The perfectly-packed white cardboard box the sushi arrives in is truly gorgeous, wrapped in a paper sleeve with the restaurant's logo, and it reminds me of the boxes of pastries my family would pick up from the local Italian bakery when I was a kid. Sakae is, indeed, serious about its packaging. Boxes of 12 pieces or more get wrapped in string rather than paper, and any order under seven pieces comes on a much less exciting Styrofoam plate covered in wax paper. Take my advice: It's well worth throwing in a few extra pieces just to proudly march out with that box and unwrap it like a gift when you get home.
When it's finally time to dig in later back at my place, I start with the nori-maki. The shitake pieces are plump with a touch of caramel and smoke, while the tender squash is sweet with a bite. The itty-bitty piece of fresh spinach leaf gives the roll a baby burst of color and the seaweed's consistency is spot-on. I prefer the tamago version by a hair for no other reason than the addition of the springy cooked egg rambling along the exterior.
As for the saba, a block of rice is half covered in a small sashimi-width piece of fish, while a glistening piece of snowy silver skin is draped over the rest.

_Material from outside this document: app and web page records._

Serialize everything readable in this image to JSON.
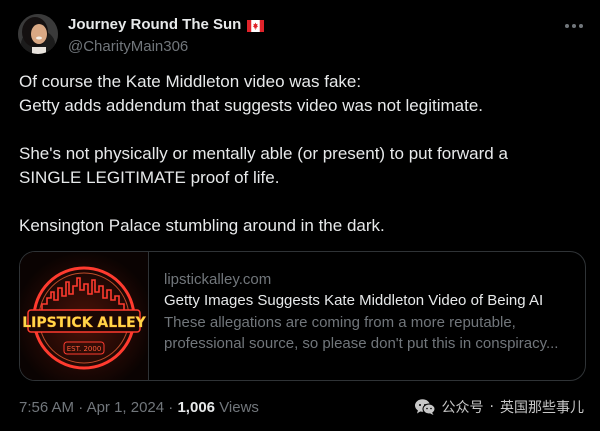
{
  "author": {
    "display_name": "Journey Round The Sun",
    "flag_icon": "canada-flag-icon",
    "handle": "@CharityMain306",
    "avatar_icon": "profile-avatar"
  },
  "tweet": {
    "line1": "Of course the Kate Middleton video was fake:",
    "line2": "Getty adds addendum that suggests video was not legitimate.",
    "line3": "She's not physically or mentally able (or present) to put forward a",
    "line4": "SINGLE LEGITIMATE proof of life.",
    "line5": "Kensington Palace stumbling around in the dark."
  },
  "card": {
    "domain": "lipstickalley.com",
    "title": "Getty Images Suggests Kate Middleton Video of Being AI",
    "description": "These allegations are coming from a more reputable, professional source, so please don't put this in conspiracy...",
    "thumbnail": {
      "logo_text": "LIPSTICK ALLEY",
      "est_text": "EST. 2000"
    }
  },
  "meta": {
    "time": "7:56 AM",
    "dot": "·",
    "date": "Apr 1, 2024",
    "views_count": "1,006",
    "views_label": "Views"
  },
  "watermark": {
    "icon": "wechat-icon",
    "label": "公众号",
    "separator": "·",
    "account": "英国那些事儿"
  },
  "colors": {
    "background": "#000000",
    "text_primary": "#e7e9ea",
    "text_secondary": "#71767b",
    "border": "#2f3336",
    "neon_red": "#ff3b2f",
    "neon_yellow": "#ffd84a"
  }
}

I’m glad I’ve got two orders, which enable me to eat my first with the rice and then try the mackerel on its own. I enjoy the delicate fish (though I only detect the faintest pickled taste), but the skin all by itself is a touch too pungent for me. Turns out Sakae happily heeds frequent requests for just fish, no skin.
The razor-thin slice of shrimp is wonderfully fresh tasting, but seems almost like a garnish for the block of rice. Part of the reason Sakae's prices are so low has nothing to do with quality, but rather quantity. The place is heavy handed with its rice, so get in the mindset that you'll be eating more of the white stuff than anything else and you'll be fine, since, luckily, that rice is something special — heavy on the vinegar and seasoning and full of more flavor than your average sushi rice.
The California roll is probably the item with the lowest rice-to-other-good-stuff ratio (read: best bang for your tiny buck) with two huge chunks of creamy avocado and a few hefty slices of shrimp.
The Inari is my favorite. The tofu skin is a touch juicy and has nutty flavor with a hint of sugar. It complements the tart rice its holding perfectly as I bite into both.
If you're craving hearty slices of fish, today isn't the day for Sakae. But for something a bit different (at a breathtakingly low price), it's worth a stop. And I've kind of fallen in love with Emi's family, who seem to truly take great pride in everything they send you home with, including, of course, that lovely little box I still haven't been able to throw away.
Sushi by the piece: $0.75-$0.90
— Lizbeth Scordo
*Closed January 1-9